Produce is as local as possible - apples, plums, beetroot, pears, onions - though nearly all the soft fruits are from continental Europe because of the unsuitability of UK varieties. When deliveries arrive - which can be up to half a ton of fruit and veg a week - it's all hands on deck to prepare it.
In the larger kitchen today, Shirley Stinchcombe is stirring two 150-litre vats, which will each fill 200 jars. There are gooseberries cooking, part of a new chutney based on a recipe from Barbara's own mother.
"Although we've adapted some for today's tastes, a lot of our recipes have been handed down through the generations. Both of us come from families that bottled and pickled. Robin's father used to make his own wine; my mother and grandmother always made preserves and pickles. It was very much a pick-it-from-the-garden, put-it-in-the-pan culture."
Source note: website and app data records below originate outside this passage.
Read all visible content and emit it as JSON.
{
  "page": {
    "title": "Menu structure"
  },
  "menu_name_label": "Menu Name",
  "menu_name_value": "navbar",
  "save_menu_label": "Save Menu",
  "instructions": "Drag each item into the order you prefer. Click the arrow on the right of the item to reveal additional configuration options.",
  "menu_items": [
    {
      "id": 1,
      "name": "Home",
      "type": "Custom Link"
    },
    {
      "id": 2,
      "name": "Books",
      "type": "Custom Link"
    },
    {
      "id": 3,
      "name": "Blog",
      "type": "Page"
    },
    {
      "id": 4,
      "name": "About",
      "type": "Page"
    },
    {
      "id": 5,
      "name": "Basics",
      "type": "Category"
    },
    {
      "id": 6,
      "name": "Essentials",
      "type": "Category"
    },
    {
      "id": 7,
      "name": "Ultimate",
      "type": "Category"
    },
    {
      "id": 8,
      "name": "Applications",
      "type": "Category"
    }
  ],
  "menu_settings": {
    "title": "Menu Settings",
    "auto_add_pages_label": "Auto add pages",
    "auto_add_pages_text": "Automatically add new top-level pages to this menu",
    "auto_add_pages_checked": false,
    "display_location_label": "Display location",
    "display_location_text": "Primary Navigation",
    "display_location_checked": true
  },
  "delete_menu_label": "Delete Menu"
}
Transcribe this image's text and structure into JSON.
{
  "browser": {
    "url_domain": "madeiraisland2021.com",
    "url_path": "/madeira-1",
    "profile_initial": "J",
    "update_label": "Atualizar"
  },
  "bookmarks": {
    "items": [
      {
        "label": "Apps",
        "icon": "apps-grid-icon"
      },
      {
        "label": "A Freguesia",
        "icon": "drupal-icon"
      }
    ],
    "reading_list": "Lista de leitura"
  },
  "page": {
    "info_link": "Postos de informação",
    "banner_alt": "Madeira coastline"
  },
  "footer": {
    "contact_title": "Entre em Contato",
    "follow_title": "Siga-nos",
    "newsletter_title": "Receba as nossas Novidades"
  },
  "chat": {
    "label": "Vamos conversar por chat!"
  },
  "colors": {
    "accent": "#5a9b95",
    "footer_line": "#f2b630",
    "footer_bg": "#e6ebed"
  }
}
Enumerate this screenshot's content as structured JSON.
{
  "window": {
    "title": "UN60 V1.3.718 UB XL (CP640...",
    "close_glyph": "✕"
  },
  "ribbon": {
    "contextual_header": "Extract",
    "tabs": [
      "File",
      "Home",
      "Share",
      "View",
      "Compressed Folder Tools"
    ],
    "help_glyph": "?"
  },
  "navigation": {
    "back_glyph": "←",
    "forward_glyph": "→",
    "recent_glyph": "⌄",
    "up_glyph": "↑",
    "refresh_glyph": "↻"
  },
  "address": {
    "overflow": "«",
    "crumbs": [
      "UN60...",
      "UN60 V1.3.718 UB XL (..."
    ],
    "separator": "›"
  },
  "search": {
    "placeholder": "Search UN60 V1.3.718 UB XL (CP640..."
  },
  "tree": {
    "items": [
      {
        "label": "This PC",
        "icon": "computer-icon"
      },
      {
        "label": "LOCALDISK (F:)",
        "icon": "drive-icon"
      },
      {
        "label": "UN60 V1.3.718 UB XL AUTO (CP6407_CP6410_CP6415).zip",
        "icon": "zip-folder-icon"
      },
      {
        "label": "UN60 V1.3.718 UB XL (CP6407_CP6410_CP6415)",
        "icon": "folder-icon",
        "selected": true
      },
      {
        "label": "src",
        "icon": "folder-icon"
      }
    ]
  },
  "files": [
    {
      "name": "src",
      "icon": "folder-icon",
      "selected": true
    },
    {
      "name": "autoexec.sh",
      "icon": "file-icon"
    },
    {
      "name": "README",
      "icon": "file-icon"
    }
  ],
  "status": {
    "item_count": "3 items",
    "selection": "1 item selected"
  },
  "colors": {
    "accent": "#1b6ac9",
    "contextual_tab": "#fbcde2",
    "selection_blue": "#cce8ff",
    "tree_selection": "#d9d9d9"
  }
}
Nor is the culture stopping there. The Moinets' children, Lucy, 22, and Oliver, 20, are keen cooks; furthermore, Lucy is studying hospitality management at Portsmouth.
Of course, Kitchen Garden has also had setbacks that can be chalked up to 'experience'. One was the withdrawal of their recent 'Inspired by' range, which featured strong flavours - spices and chilies - from other parts of the world. "It was a tough decision because we'd put a lot into it. But it shows how quickly tastes can change, and you have to move on."
But the successes are coming thick and fast. Last month, for example, their beetroot chutney and horseradish source featured on Ready Steady Cook.
"Every day, I learn something new, and that's really the joy of it," Barbara says. "I wouldn't still be doing it 20 years on if it was the same as it's always been. I'd be bored by now. But the fact is, I've learned to be a businesswoman in that time." A businesswoman producing jars that bottle up-to-the-minute flavours with wonderful memories.
You can buy Kitchen Garden products from the website at www.kitchengardenpreserves.co.uk, or from independent retailers such as Over Farm Market near Gloucester; Pound Farm, Brookthorpe; Greatfield Farmshop, Up Hatherley; The Natural Grocery Store, Cheltenham; Westonbirt Arboretum and William's Fish Market & Food Hall in Nailsworth.